10 Interesting Black Wildebeest Facts and Pictures | With the blue wildebeest, the black wildebeest is member of wildebeest species. Black wildebeest can be found in the plains of Africa especially in Lesotho and South Africa, and also in Kenya, and Swaziland.
Interesting Black Wildebeest Facts and Pictures
By the end of the 19th century, An excessive hunting had decreased black wildebeest populations in the end of 19th century in South Africa.
Because of that, some wildlife conservation agencies then made protection to allow the black wildebeest recovering.
And now the wildebeest species has been reintroduced widely wildebeest, both in private areas and nature reserves throughout most of its former range in Lesotho and Swaziland and into farmland areas outside of its natural range in Namibia.

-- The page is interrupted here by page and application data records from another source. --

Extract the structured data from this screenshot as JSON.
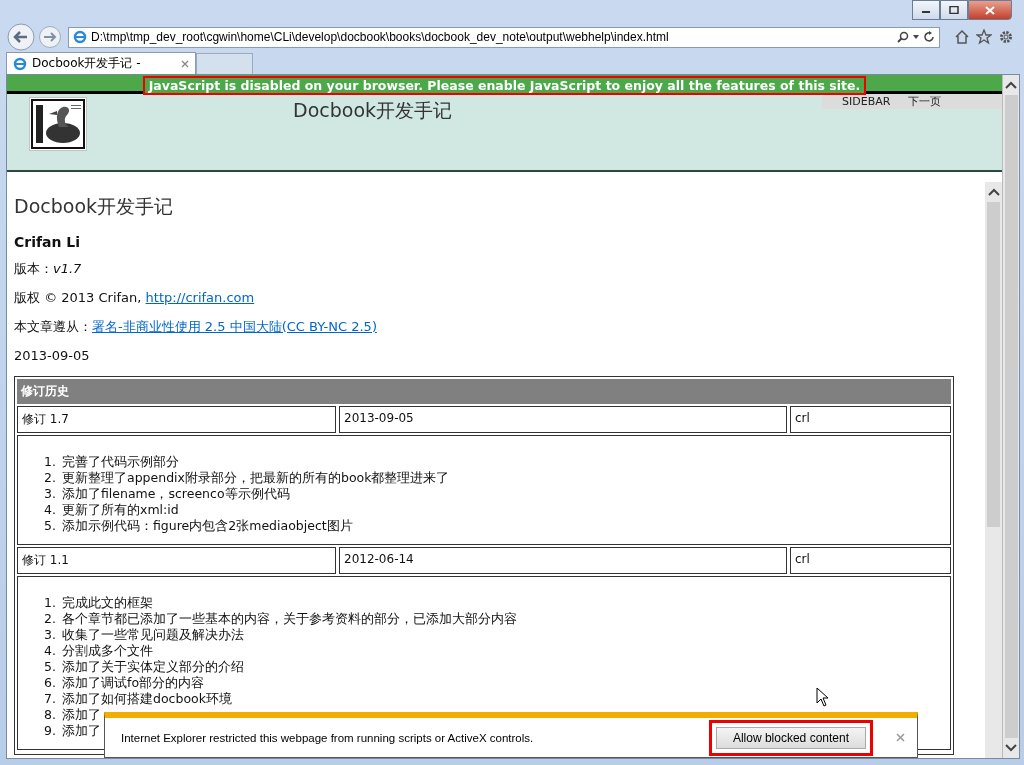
{
  "address_bar": {
    "url": "D:\\tmp\\tmp_dev_root\\cgwin\\home\\CLi\\develop\\docbook\\books\\docbook_dev_note\\output\\webhelp\\index.html"
  },
  "tabs": [
    {
      "title": "Docbook开发手记 -",
      "selected": true
    }
  ],
  "banner": {
    "text": "JavaScript is disabled on your browser. Please enable JavaScript to enjoy all the features of this site."
  },
  "header": {
    "title": "Docbook开发手记",
    "nav": [
      "SIDEBAR",
      "下一页"
    ]
  },
  "content": {
    "title": "Docbook开发手记",
    "author": "Crifan Li",
    "version": "版本：*v1.7*",
    "copyright": "版权 © 2013 Crifan, ",
    "copyright_link": "http://crifan.com",
    "license": "本文章遵从：",
    "license_link": "署名-非商业性使用 2.5 中国大陆(CC BY-NC 2.5)",
    "date": "2013-09-05"
  },
  "revision_table": {
    "heading": "修订历史",
    "revisions": [
      {
        "revision": "修订 1.7",
        "date": "2013-09-05",
        "author": "crl",
        "items": [
          {
            "number": "1.",
            "text": "完善了代码示例部分"
          },
          {
            "number": "2.",
            "text": "更新整理了appendix附录部分，把最新的所有的book都整理进来了"
          },
          {
            "number": "3.",
            "text": "添加了filename，screenco等示例代码"
          },
          {
            "number": "4.",
            "text": "更新了所有的xml:id"
          },
          {
            "number": "5.",
            "text": "添加示例代码：figure内包含2张mediaobject图片"
          }
        ]
      },
      {
        "revision": "修订 1.1",
        "date": "2012-06-14",
        "author": "crl",
        "items": [
          {
            "number": "1.",
            "text": "完成此文的框架"
          },
          {
            "number": "2.",
            "text": "各个章节都已添加了一些基本的内容，关于参考资料的部分，已添加大部分内容"
          },
          {
            "number": "3.",
            "text": "收集了一些常见问题及解决办法"
          },
          {
            "number": "4.",
            "text": "分割成多个文件"
          },
          {
            "number": "5.",
            "text": "添加了关于实体定义部分的介绍"
          },
          {
            "number": "6.",
            "text": "添加了调试fo部分的内容"
          },
          {
            "number": "7.",
            "text": "添加了如何搭建docbook环境"
          },
          {
            "number": "8.",
            "text": "添加了"
          },
          {
            "number": "9.",
            "text": "添加了"
          }
        ]
      }
    ]
  },
  "notification": {
    "message": "Internet Explorer restricted this webpage from running scripts or ActiveX controls.",
    "button": "Allow blocked content"
  }
}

The black wildebeest is also known as white-tailed gnu.
This wildebeest species is certainly the most bizarre living antelope with the mane and tail of a horse, the face of a steer and the delicate legs of a buck.
The black wildebeest appearance is matched by its freaky behaviour.
The name ‘black” of the black wildebeest is misleading as the animal is a dark brown, while the name “white-tailed” of white-tailed gnu, which refers to the cream-white tail, is more relevant.
Black Wildebeest Facts and PicturesBoth male and female black wildebeest have well-developed horns that have their origins in a thickened boss on the head and then extend forwards in a deep, downwards curve.
The anterior halves of the horns are straight and then project vertically upwards with the tips bent slightly backwards.
The horns of cows are thinner than those of the bulls and are thus lighter.
Horn development is relatively rapid and trophy status may be reached at 2.5 years of age.
The black wildebeest is a species characteristics of the open plains grasslands and karoo shrublands of Africa (Lesotho and South Africa).
The high central plateau grasslands are characterized by flat to rolling hills, and mountainous areas with altitudes ranging from 1,350-2,150 m.
The black wildebeest is predominantly a grazer and prefers short grassveld.
If located in a habitat that is not optimal, black wildebeest will transform the structure of the herbaceous vegetation destructively by ploughing the soil with the horns and front hooves.
Due to the size and power of the black wildebeest, it has no natural predators in its native environment.
The main threat to this wildebeest species was hunting by human, habitat loss, and periodic outbreak of disease.
However, now that the species has recovered and numbers are increasing, the only significant threat is the problem of hybridization with the common wildebeest (C. Taurinus), which can occur when the two species are mixed unnaturally on fenced land.
Hybrids of both wildebeest species are known to be fertile.